*** Listed entries

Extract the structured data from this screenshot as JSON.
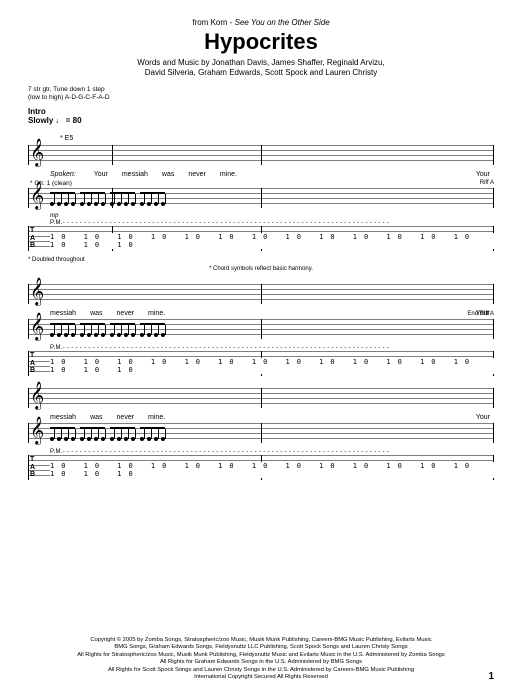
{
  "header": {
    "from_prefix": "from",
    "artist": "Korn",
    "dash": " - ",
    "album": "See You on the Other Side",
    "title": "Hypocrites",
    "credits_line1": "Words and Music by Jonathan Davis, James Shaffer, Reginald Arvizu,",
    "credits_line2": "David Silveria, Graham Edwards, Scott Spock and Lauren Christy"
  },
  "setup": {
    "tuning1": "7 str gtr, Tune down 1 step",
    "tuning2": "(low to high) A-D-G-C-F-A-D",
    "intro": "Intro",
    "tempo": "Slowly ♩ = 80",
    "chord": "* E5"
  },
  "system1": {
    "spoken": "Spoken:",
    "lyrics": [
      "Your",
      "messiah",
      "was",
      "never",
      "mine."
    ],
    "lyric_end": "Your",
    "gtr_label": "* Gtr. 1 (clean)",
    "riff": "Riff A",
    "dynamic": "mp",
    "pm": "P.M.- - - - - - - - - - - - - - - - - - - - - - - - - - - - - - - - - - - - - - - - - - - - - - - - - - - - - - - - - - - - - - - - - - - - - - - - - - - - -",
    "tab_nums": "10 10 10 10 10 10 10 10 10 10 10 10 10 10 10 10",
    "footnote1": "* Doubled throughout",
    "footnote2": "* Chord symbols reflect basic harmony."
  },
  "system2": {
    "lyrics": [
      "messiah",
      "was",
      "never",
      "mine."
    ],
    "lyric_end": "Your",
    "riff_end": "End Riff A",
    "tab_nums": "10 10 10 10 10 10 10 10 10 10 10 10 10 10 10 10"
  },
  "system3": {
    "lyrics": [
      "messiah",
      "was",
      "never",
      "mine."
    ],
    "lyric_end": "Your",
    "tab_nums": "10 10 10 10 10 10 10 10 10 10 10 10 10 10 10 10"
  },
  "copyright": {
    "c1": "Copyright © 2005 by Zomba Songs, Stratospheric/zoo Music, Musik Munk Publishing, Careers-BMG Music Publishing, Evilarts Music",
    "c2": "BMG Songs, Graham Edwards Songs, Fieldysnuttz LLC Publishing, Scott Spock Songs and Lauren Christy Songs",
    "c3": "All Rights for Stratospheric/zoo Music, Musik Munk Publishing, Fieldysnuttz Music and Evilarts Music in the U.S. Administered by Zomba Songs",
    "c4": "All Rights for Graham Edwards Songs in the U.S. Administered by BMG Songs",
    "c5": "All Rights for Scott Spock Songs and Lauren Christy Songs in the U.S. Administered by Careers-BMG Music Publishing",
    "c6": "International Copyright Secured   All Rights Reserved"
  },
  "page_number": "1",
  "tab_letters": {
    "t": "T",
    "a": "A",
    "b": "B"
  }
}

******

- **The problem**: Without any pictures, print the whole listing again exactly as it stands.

- **Task response**:
Extract the structured data from this screenshot as JSON.
{
  "header": {
    "from_prefix": "from",
    "artist": "Korn",
    "dash": " - ",
    "album": "See You on the Other Side",
    "title": "Hypocrites",
    "credits_line1": "Words and Music by Jonathan Davis, James Shaffer, Reginald Arvizu,",
    "credits_line2": "David Silveria, Graham Edwards, Scott Spock and Lauren Christy"
  },
  "setup": {
    "tuning1": "7 str gtr, Tune down 1 step",
    "tuning2": "(low to high) A-D-G-C-F-A-D",
    "intro": "Intro",
    "tempo": "Slowly ♩ = 80",
    "chord": "* E5"
  },
  "system1": {
    "spoken": "Spoken:",
    "lyrics": [
      "Your",
      "messiah",
      "was",
      "never",
      "mine."
    ],
    "lyric_end": "Your",
    "gtr_label": "* Gtr. 1 (clean)",
    "riff": "Riff A",
    "dynamic": "mp",
    "pm": "P.M.- - - - - - - - - - - - - - - - - - - - - - - - - - - - - - - - - - - - - - - - - - - - - - - - - - - - - - - - - - - - - - - - - - - - - - - - - - - - -",
    "tab_nums": "10 10 10 10 10 10 10 10 10 10 10 10 10 10 10 10",
    "footnote1": "* Doubled throughout",
    "footnote2": "* Chord symbols reflect basic harmony."
  },
  "system2": {
    "lyrics": [
      "messiah",
      "was",
      "never",
      "mine."
    ],
    "lyric_end": "Your",
    "riff_end": "End Riff A",
    "tab_nums": "10 10 10 10 10 10 10 10 10 10 10 10 10 10 10 10"
  },
  "system3": {
    "lyrics": [
      "messiah",
      "was",
      "never",
      "mine."
    ],
    "lyric_end": "Your",
    "tab_nums": "10 10 10 10 10 10 10 10 10 10 10 10 10 10 10 10"
  },
  "copyright": {
    "c1": "Copyright © 2005 by Zomba Songs, Stratospheric/zoo Music, Musik Munk Publishing, Careers-BMG Music Publishing, Evilarts Music",
    "c2": "BMG Songs, Graham Edwards Songs, Fieldysnuttz LLC Publishing, Scott Spock Songs and Lauren Christy Songs",
    "c3": "All Rights for Stratospheric/zoo Music, Musik Munk Publishing, Fieldysnuttz Music and Evilarts Music in the U.S. Administered by Zomba Songs",
    "c4": "All Rights for Graham Edwards Songs in the U.S. Administered by BMG Songs",
    "c5": "All Rights for Scott Spock Songs and Lauren Christy Songs in the U.S. Administered by Careers-BMG Music Publishing",
    "c6": "International Copyright Secured   All Rights Reserved"
  },
  "page_number": "1",
  "tab_letters": {
    "t": "T",
    "a": "A",
    "b": "B"
  }
}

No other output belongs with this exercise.